Greece is among the countries predicted to face increased water shortages before the end of the century, according to a study by the European Commission’s Joint Research Center (JRC).
Cyprus, Spain, Portugal, Italy, and Turkey will be facing similar problems as researchers foresee significant reductions in groundwater replenishment, particularly for Greece. An annual loss of 810 million cubic meters of water is estimated, translated to reduced availability of water for irrigation of agricultural crops and hence reduced the availability of food.
The future impact of climate change will bring changes in land use and water consumption habits. Scientists believe that on the one hand there will be increased floods, but on the other hand, water scarcity will worsen, especially during summertime. The consequences are mainly attributed to climate change (80 to 90 percent) and secondly to other factors, such as land and water use (10 to 20 percent).

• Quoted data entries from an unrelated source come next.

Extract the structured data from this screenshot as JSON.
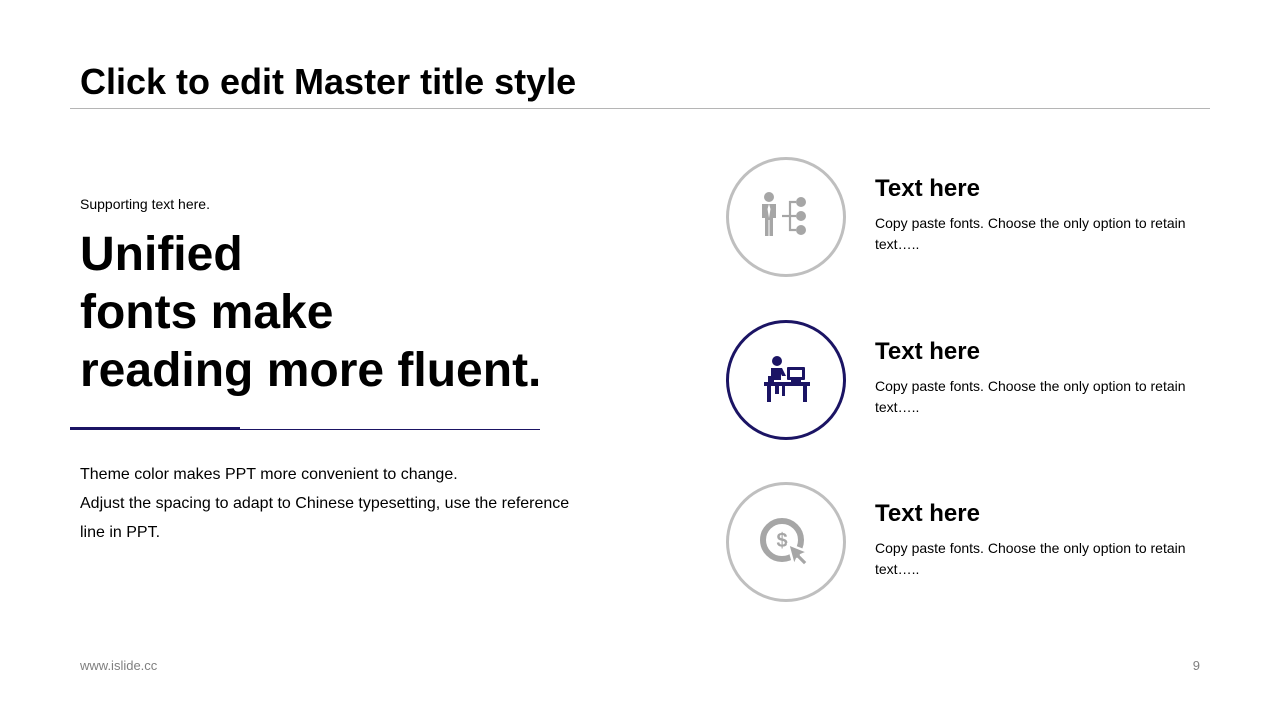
{
  "slide": {
    "title": "Click to edit Master title style",
    "supporting_text": "Supporting  text here.",
    "headline_lines": [
      "Unified",
      "fonts make",
      "reading more fluent."
    ],
    "body_lines": [
      "Theme color makes PPT more convenient to change.",
      "Adjust the spacing to adapt to Chinese typesetting, use the reference line in PPT."
    ],
    "items": [
      {
        "icon": "org-person-icon",
        "title": "Text here",
        "description": "Copy paste fonts. Choose the only option to retain text….."
      },
      {
        "icon": "desk-worker-icon",
        "title": "Text here",
        "description": "Copy paste fonts. Choose the only option to retain text….."
      },
      {
        "icon": "dollar-click-icon",
        "title": "Text here",
        "description": "Copy paste fonts. Choose the only option to retain text….."
      }
    ]
  },
  "footer": {
    "url": "www.islide.cc",
    "page_number": "9"
  },
  "colors": {
    "accent": "#1b1464",
    "muted_gray": "#a6a6a6",
    "ring_gray": "#bfbfbf",
    "rule_gray": "#b5b5b5",
    "text": "#000000",
    "footer_text": "#7f7f7f"
  }
}
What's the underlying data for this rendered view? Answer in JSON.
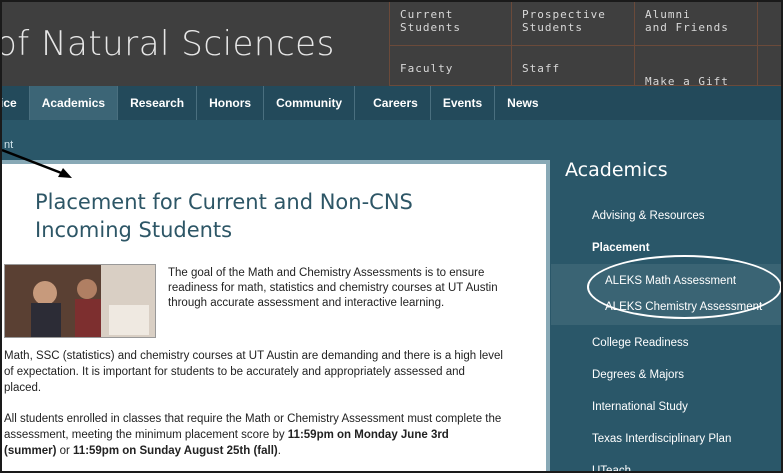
{
  "header": {
    "site_title": "of Natural Sciences",
    "top_links": [
      {
        "label": "Current\nStudents"
      },
      {
        "label": "Prospective\nStudents"
      },
      {
        "label": "Alumni\nand Friends"
      },
      {
        "label": "Faculty"
      },
      {
        "label": "Staff"
      },
      {
        "label": "Make a Gift"
      }
    ]
  },
  "nav": {
    "items": [
      "ffice",
      "Academics",
      "Research",
      "Honors",
      "Community",
      "Careers",
      "Events",
      "News"
    ],
    "active": "Academics"
  },
  "breadcrumb": "nt",
  "content": {
    "title": "Placement for Current and Non-CNS Incoming Students",
    "intro": "The goal of the Math and Chemistry Assessments is to ensure readiness for math, statistics and chemistry courses at UT Austin through accurate assessment and interactive learning.",
    "para1": "Math, SSC (statistics) and chemistry courses at UT Austin are demanding and there is a high level of expectation.  It is important for students to be accurately and appropriately assessed and placed.",
    "para2_start": "All students enrolled in classes that require the Math or Chemistry Assessment must complete the assessment, meeting the minimum placement score by ",
    "deadline_summer": "11:59pm on Monday June 3rd (summer)",
    "para2_or": " or ",
    "deadline_fall": "11:59pm on Sunday August 25th (fall)",
    "para2_end": "."
  },
  "sidebar": {
    "title": "Academics",
    "items": [
      {
        "label": "Advising & Resources"
      },
      {
        "label": "Placement"
      },
      {
        "label": "ALEKS Math Assessment"
      },
      {
        "label": "ALEKS Chemistry Assessment"
      },
      {
        "label": "College Readiness"
      },
      {
        "label": "Degrees & Majors"
      },
      {
        "label": "International Study"
      },
      {
        "label": "Texas Interdisciplinary Plan"
      },
      {
        "label": "UTeach"
      }
    ]
  },
  "colors": {
    "header_bg": "#3f3f3f",
    "nav_bg": "#234a5b",
    "page_bg": "#2a5769",
    "title_color": "#2d5666",
    "gift_icon": "#e08a2c"
  },
  "icons": [
    "gift-icon",
    "arrow-annotation-icon",
    "oval-annotation-icon"
  ]
}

The growing drought in the European South will lead to an increased shortage of water and reduced water supplies for hydroelectric plants in Mediterranean countries such as Greece. This will mean, in addition to agriculture and food, that the energy and transport sectors will be negatively affected as well.

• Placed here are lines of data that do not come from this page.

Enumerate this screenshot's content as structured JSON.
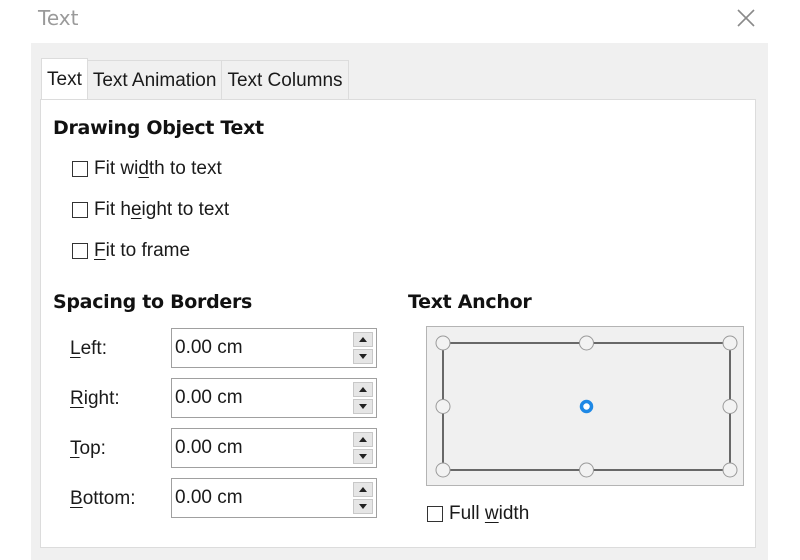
{
  "window": {
    "title": "Text",
    "close_icon": "close-icon"
  },
  "tabs": [
    {
      "label": "Text",
      "active": true
    },
    {
      "label": "Text Animation",
      "active": false
    },
    {
      "label": "Text Columns",
      "active": false
    }
  ],
  "drawing_object_text": {
    "heading": "Drawing Object Text",
    "options": [
      {
        "pre": "Fit wi",
        "mnemonic": "d",
        "post": "th to text",
        "checked": false
      },
      {
        "pre": "Fit h",
        "mnemonic": "e",
        "post": "ight to text",
        "checked": false
      },
      {
        "pre": "",
        "mnemonic": "F",
        "post": "it to frame",
        "checked": false
      }
    ]
  },
  "spacing_to_borders": {
    "heading": "Spacing to Borders",
    "fields": [
      {
        "mnemonic": "L",
        "rest": "eft:",
        "value": "0.00 cm"
      },
      {
        "mnemonic": "R",
        "rest": "ight:",
        "value": "0.00 cm"
      },
      {
        "mnemonic": "T",
        "rest": "op:",
        "value": "0.00 cm"
      },
      {
        "mnemonic": "B",
        "rest": "ottom:",
        "value": "0.00 cm"
      }
    ]
  },
  "text_anchor": {
    "heading": "Text Anchor",
    "selected": "center",
    "points": [
      "top-left",
      "top-center",
      "top-right",
      "middle-left",
      "center",
      "middle-right",
      "bottom-left",
      "bottom-center",
      "bottom-right"
    ],
    "selected_color": "#1e88e5",
    "full_width": {
      "pre": "Full ",
      "mnemonic": "w",
      "post": "idth",
      "checked": false
    }
  }
}
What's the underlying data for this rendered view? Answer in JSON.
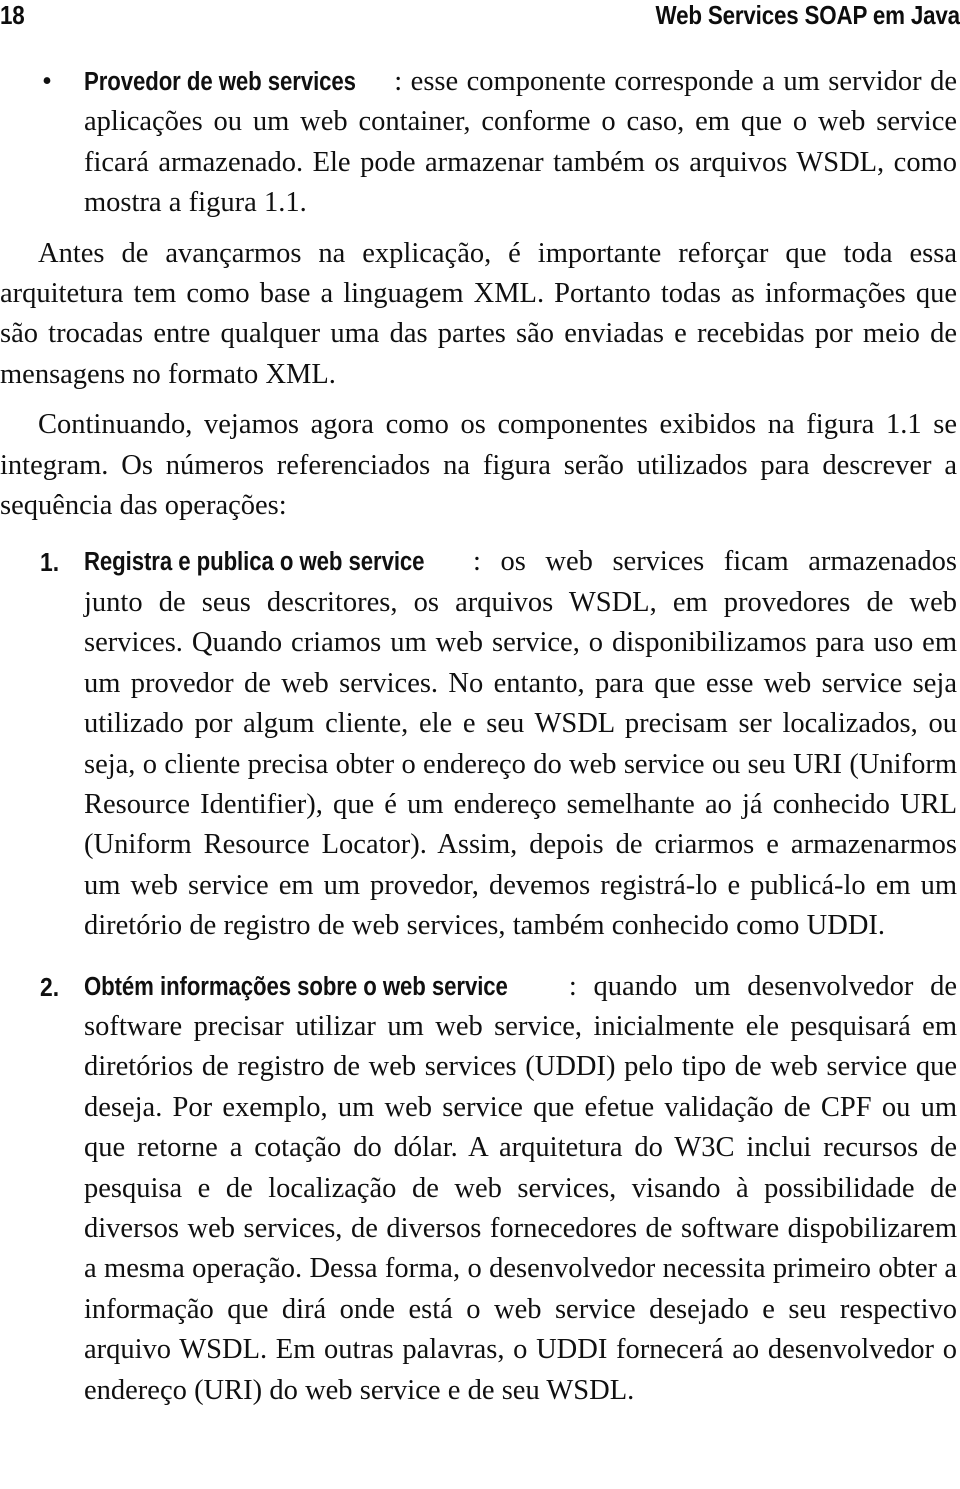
{
  "running_head": {
    "folio": "18",
    "title": "Web Services SOAP em Java"
  },
  "bullet_list": {
    "marker": "•",
    "items": [
      {
        "lead": "Provedor de web services",
        "text": ": esse componente corresponde a um servidor de aplicações ou um web container, conforme o caso, em que o web service ficará armazenado. Ele pode armazenar também os arquivos WSDL, como mostra a figura 1.1."
      }
    ]
  },
  "paragraphs": [
    {
      "id": "para-xml",
      "text": "Antes de avançarmos na explicação, é importante reforçar que toda essa arquitetura tem como base a linguagem XML. Portanto todas as informações que são trocadas entre qualquer uma das partes são enviadas e recebidas por meio de mensagens no formato XML."
    },
    {
      "id": "para-continuando",
      "text": "Continuando, vejamos agora como os componentes exibidos na figura 1.1 se integram. Os números referenciados na figura serão utilizados para descrever a sequência das operações:"
    }
  ],
  "numbered_list": {
    "items": [
      {
        "marker": "1.",
        "lead": "Registra e publica o web service",
        "text": ": os web services ficam armazenados junto de seus descritores, os arquivos WSDL, em provedores de web services. Quando criamos um web service, o disponibilizamos para uso em um provedor de web services. No entanto, para que esse web service seja utilizado por algum cliente, ele e seu WSDL precisam ser localizados, ou seja, o cliente precisa obter o endereço do web service ou seu URI (Uniform Resource Identifier), que é um endereço semelhante ao já conhecido URL (Uniform Resource Locator). Assim, depois de criarmos e armazenarmos um web service em um provedor, devemos registrá-lo e publicá-lo em um diretório de registro de web services, também conhecido como UDDI."
      },
      {
        "marker": "2.",
        "lead": "Obtém informações sobre o web service",
        "text": ": quando um desenvolvedor de software precisar utilizar um web service, inicialmente ele pesquisará em diretórios de registro de web services (UDDI) pelo tipo de web service que deseja. Por exemplo, um web service que efetue validação de CPF ou um que retorne a cotação do dólar. A arquitetura do W3C inclui recursos de pesquisa e de localização de web services, visando à possibilidade de diversos web services, de diversos fornecedores de software dispobilizarem a mesma operação. Dessa forma, o desenvolvedor necessita primeiro obter a informação que dirá onde está o web service desejado e seu respectivo arquivo WSDL. Em outras palavras, o UDDI fornecerá ao desenvolvedor o endereço (URI) do web service e de seu WSDL."
      }
    ]
  }
}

For Greece – in the case of an increase in temperature by two degrees – an annual reduction of 2 percent is expected in the water supply of hydroelectric plants, while for northern Europe an increase of about 13 percent is expected. However, if the temperature increases by more than 2 degrees, by the end of the century the reduction in hydroelectric plants could reach 10 percent.
Greece and Cyprus are the two countries that will be affected the most by a two-degree rise in temperature. Water availability will be lower, with an increase of about 100 percent in the water demand to water availability ratio. The two Mediterranean countries will have the greatest imbalance in water supply and demand in Europe.
Scientists made estimates at a depth of 30 years, based on an optimistic scenario and a pessimistic scenario. The first is that the goal of the 2015 Paris Agreement for global warming of fewer than two degrees Celsius will be reached. The second scenario is that global warming will exceed two degrees Celsius and can even go up to four. Although in the most optimistic scenario the consequences are expected to be less severe, yet there will still be more floods and more water scarcity to come.
In the good case scenario, in Mediterranean countries including Greece, the number of people expected to be affected by water scarcity by the end of the century will rise from 85 million today to 104 million.
Central and northern European countries will have larger stocks of water each year, but also more floods than southern European countries.
(Source: Athens-Macedonian News Agency)